World Health Assembly: A Time For Renewed Commitment to Reducing NCDs

This post was authored by John Gordon Harold, MD, MACC, former ACC President.

This week, I have the privilege to be part of the delegation representing the ACC in Geneva, Switzerland, at the 68th session of the World Health Assembly where officials from 194 Member States are reviewing the World Health Organization’s (WHO) activities over the past year and setting new priorities for the future.

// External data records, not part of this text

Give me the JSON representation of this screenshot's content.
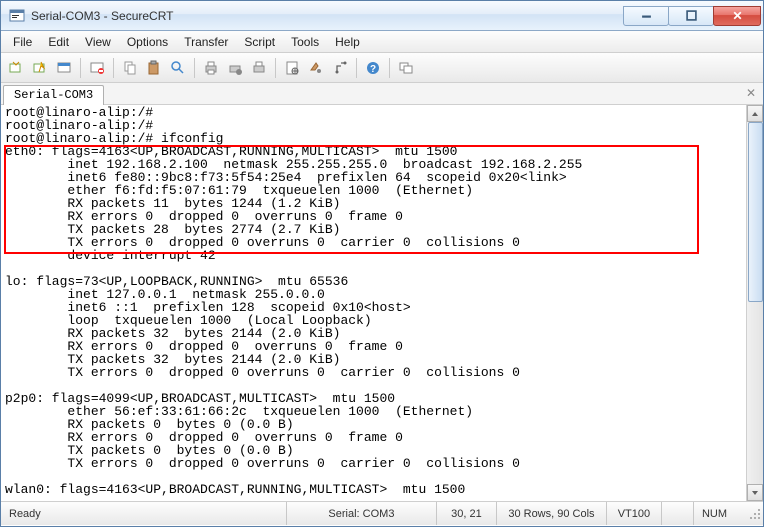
{
  "window": {
    "title": "Serial-COM3 - SecureCRT"
  },
  "menu": {
    "file": "File",
    "edit": "Edit",
    "view": "View",
    "options": "Options",
    "transfer": "Transfer",
    "script": "Script",
    "tools": "Tools",
    "help": "Help"
  },
  "tab": {
    "name": "Serial-COM3"
  },
  "terminal": {
    "lines": [
      "root@linaro-alip:/#",
      "root@linaro-alip:/#",
      "root@linaro-alip:/# ifconfig",
      "eth0: flags=4163<UP,BROADCAST,RUNNING,MULTICAST>  mtu 1500",
      "        inet 192.168.2.100  netmask 255.255.255.0  broadcast 192.168.2.255",
      "        inet6 fe80::9bc8:f73:5f54:25e4  prefixlen 64  scopeid 0x20<link>",
      "        ether f6:fd:f5:07:61:79  txqueuelen 1000  (Ethernet)",
      "        RX packets 11  bytes 1244 (1.2 KiB)",
      "        RX errors 0  dropped 0  overruns 0  frame 0",
      "        TX packets 28  bytes 2774 (2.7 KiB)",
      "        TX errors 0  dropped 0 overruns 0  carrier 0  collisions 0",
      "        device interrupt 42",
      "",
      "lo: flags=73<UP,LOOPBACK,RUNNING>  mtu 65536",
      "        inet 127.0.0.1  netmask 255.0.0.0",
      "        inet6 ::1  prefixlen 128  scopeid 0x10<host>",
      "        loop  txqueuelen 1000  (Local Loopback)",
      "        RX packets 32  bytes 2144 (2.0 KiB)",
      "        RX errors 0  dropped 0  overruns 0  frame 0",
      "        TX packets 32  bytes 2144 (2.0 KiB)",
      "        TX errors 0  dropped 0 overruns 0  carrier 0  collisions 0",
      "",
      "p2p0: flags=4099<UP,BROADCAST,MULTICAST>  mtu 1500",
      "        ether 56:ef:33:61:66:2c  txqueuelen 1000  (Ethernet)",
      "        RX packets 0  bytes 0 (0.0 B)",
      "        RX errors 0  dropped 0  overruns 0  frame 0",
      "        TX packets 0  bytes 0 (0.0 B)",
      "        TX errors 0  dropped 0 overruns 0  carrier 0  collisions 0",
      "",
      "wlan0: flags=4163<UP,BROADCAST,RUNNING,MULTICAST>  mtu 1500"
    ]
  },
  "status": {
    "ready": "Ready",
    "serial": "Serial: COM3",
    "cursor": "30, 21",
    "size": "30 Rows, 90 Cols",
    "term": "VT100",
    "caps": " ",
    "num": "NUM"
  }
}
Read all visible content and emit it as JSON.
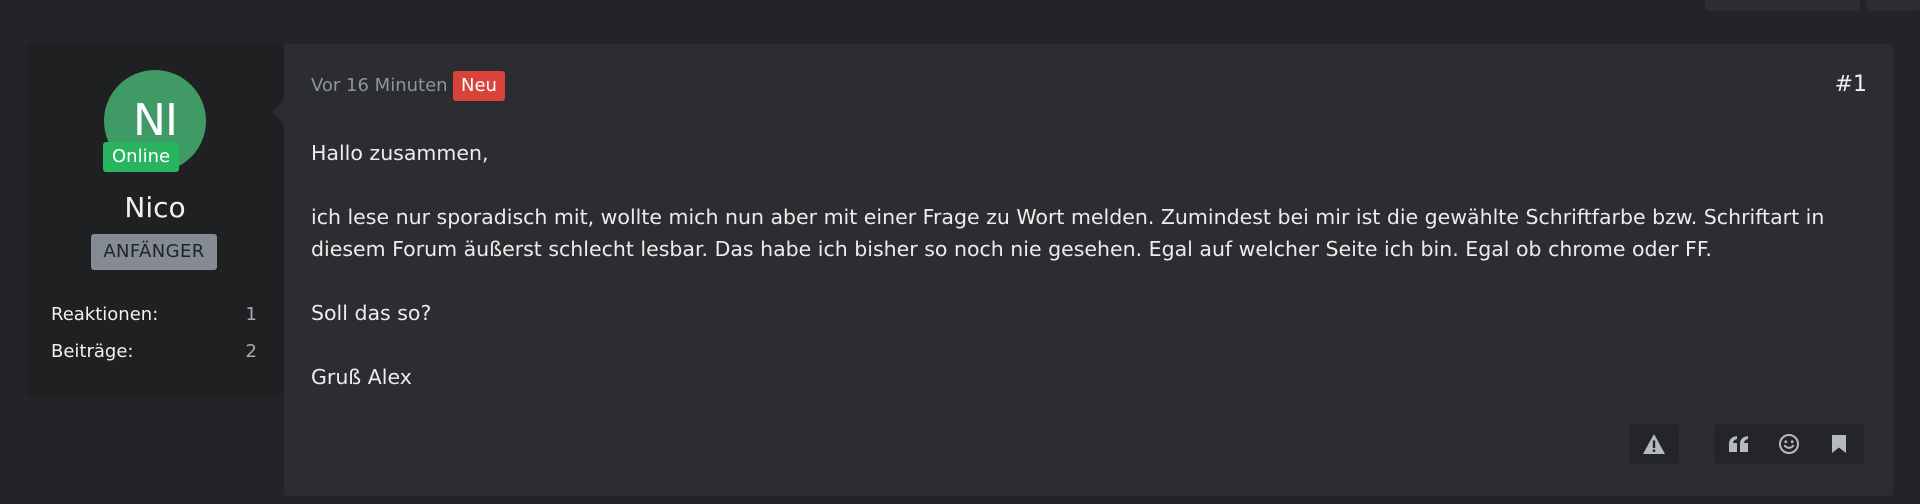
{
  "author": {
    "avatar_initials": "NI",
    "status": "Online",
    "name": "Nico",
    "rank": "ANFÄNGER",
    "stats": [
      {
        "label": "Reaktionen:",
        "value": "1"
      },
      {
        "label": "Beiträge:",
        "value": "2"
      }
    ]
  },
  "post": {
    "time": "Vor 16 Minuten",
    "badge": "Neu",
    "number": "#1",
    "paragraphs": [
      "Hallo zusammen,",
      "ich lese nur sporadisch mit, wollte mich nun aber mit einer Frage zu Wort melden. Zumindest bei mir ist die gewählte Schriftfarbe bzw. Schriftart in diesem Forum äußerst schlecht lesbar. Das habe ich bisher so noch nie gesehen. Egal auf welcher Seite ich bin. Egal ob chrome oder FF.",
      "Soll das so?",
      "Gruß Alex"
    ]
  },
  "actions": {
    "report_icon": "warning-icon",
    "quote_icon": "quote-icon",
    "react_icon": "smiley-icon",
    "bookmark_icon": "bookmark-icon"
  },
  "colors": {
    "background": "#232427",
    "panel": "#2c2d30",
    "sidebar": "#1f2022",
    "avatar": "#3f9a65",
    "online": "#29b560",
    "new_badge": "#d9443a",
    "rank_badge": "#848b93"
  }
}
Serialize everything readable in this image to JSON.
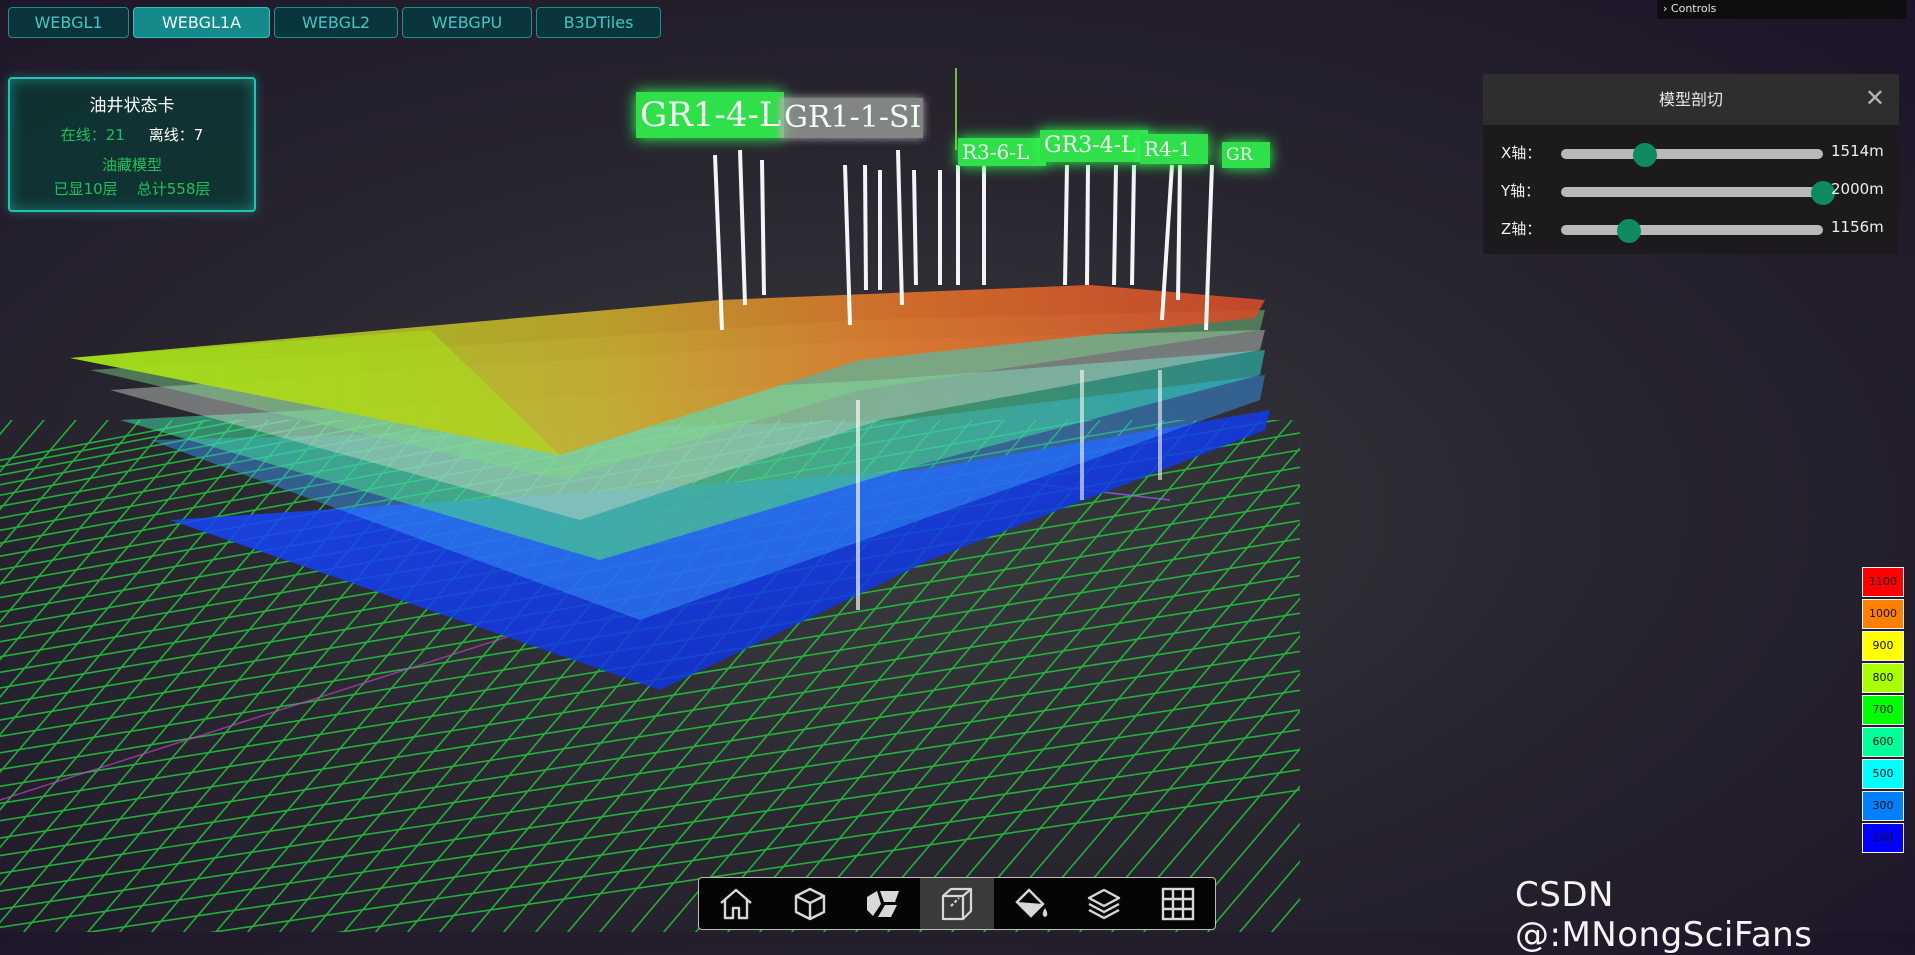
{
  "tabs": [
    {
      "label": "WEBGL1",
      "active": false
    },
    {
      "label": "WEBGL1A",
      "active": true
    },
    {
      "label": "WEBGL2",
      "active": false
    },
    {
      "label": "WEBGPU",
      "active": false
    },
    {
      "label": "B3DTiles",
      "active": false
    }
  ],
  "controls_label": "Controls",
  "status_card": {
    "title": "油井状态卡",
    "online_label": "在线：21",
    "offline_label": "离线：7",
    "model_label": "油藏模型",
    "shown_layers": "已显10层",
    "total_layers": "总计558层"
  },
  "clip_panel": {
    "title": "模型剖切",
    "close_icon": "close-icon",
    "sliders": [
      {
        "label": "X轴：",
        "value": "1514m",
        "fraction": 0.32
      },
      {
        "label": "Y轴：",
        "value": "2000m",
        "fraction": 1.0
      },
      {
        "label": "Z轴：",
        "value": "1156m",
        "fraction": 0.26
      }
    ]
  },
  "legend": [
    {
      "label": "1100",
      "color": "#ff0000"
    },
    {
      "label": "1000",
      "color": "#ff8000"
    },
    {
      "label": "900",
      "color": "#ffff00"
    },
    {
      "label": "800",
      "color": "#aaff00"
    },
    {
      "label": "700",
      "color": "#00ff00"
    },
    {
      "label": "600",
      "color": "#00ff99"
    },
    {
      "label": "500",
      "color": "#00ffff"
    },
    {
      "label": "300",
      "color": "#0080ff"
    },
    {
      "label": "100",
      "color": "#0000ff"
    }
  ],
  "well_labels": [
    "GR1-4-L",
    "GR1-1-SI",
    "R3-6-L",
    "GR3-4-L",
    "R4-1",
    "GR"
  ],
  "toolbar": [
    {
      "icon": "home-icon"
    },
    {
      "icon": "cube-icon"
    },
    {
      "icon": "cube-split-icon"
    },
    {
      "icon": "section-cube-icon"
    },
    {
      "icon": "paint-bucket-icon"
    },
    {
      "icon": "layers-icon"
    },
    {
      "icon": "grid-icon"
    }
  ],
  "toolbar_active_index": 3,
  "watermark": "CSDN @:MNongSciFans"
}
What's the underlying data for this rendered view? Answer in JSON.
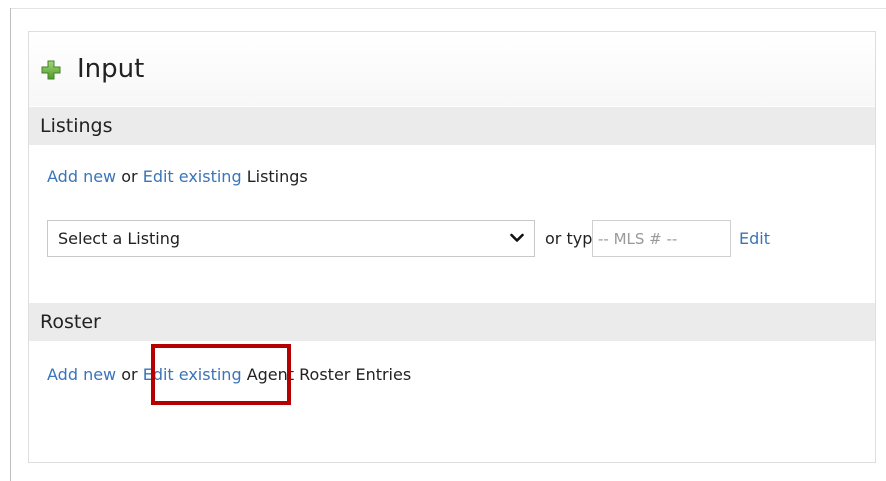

The main functions of the World Health Assembly under the auspices of the United Nations (UN) are to determine the policies of the WHO and focus on critical topics in global health. (In fact, German Chancellor Angela Merkel, who now presides over the G-7, kicked off today’s plenary session speaking to the challenges of this very subject.) The assembly will focus on ongoing efforts to lower the number of patients with non-communicable diseases (NCDs), including cardiovascular disease. NCDs cause 63 percent of global death, with cardiovascular disease making up the highest proportion, yet receive disproportionately small funding from global aid networks – less than 1.3 percent by most recent estimates.  Worldwide, 80 percent of death from NCDs are in low and middle-income countries. Left unchecked, it is estimated that NCDs will be responsible for 73 percent of all deaths by 2020. Yet, so many of these deaths are preventable through education and a focus on closing gaps in care across populations.  (For more on this topic, see the ACC in Touch Blog from the landmark 2011 UN Summit on NCDs.) Continue reading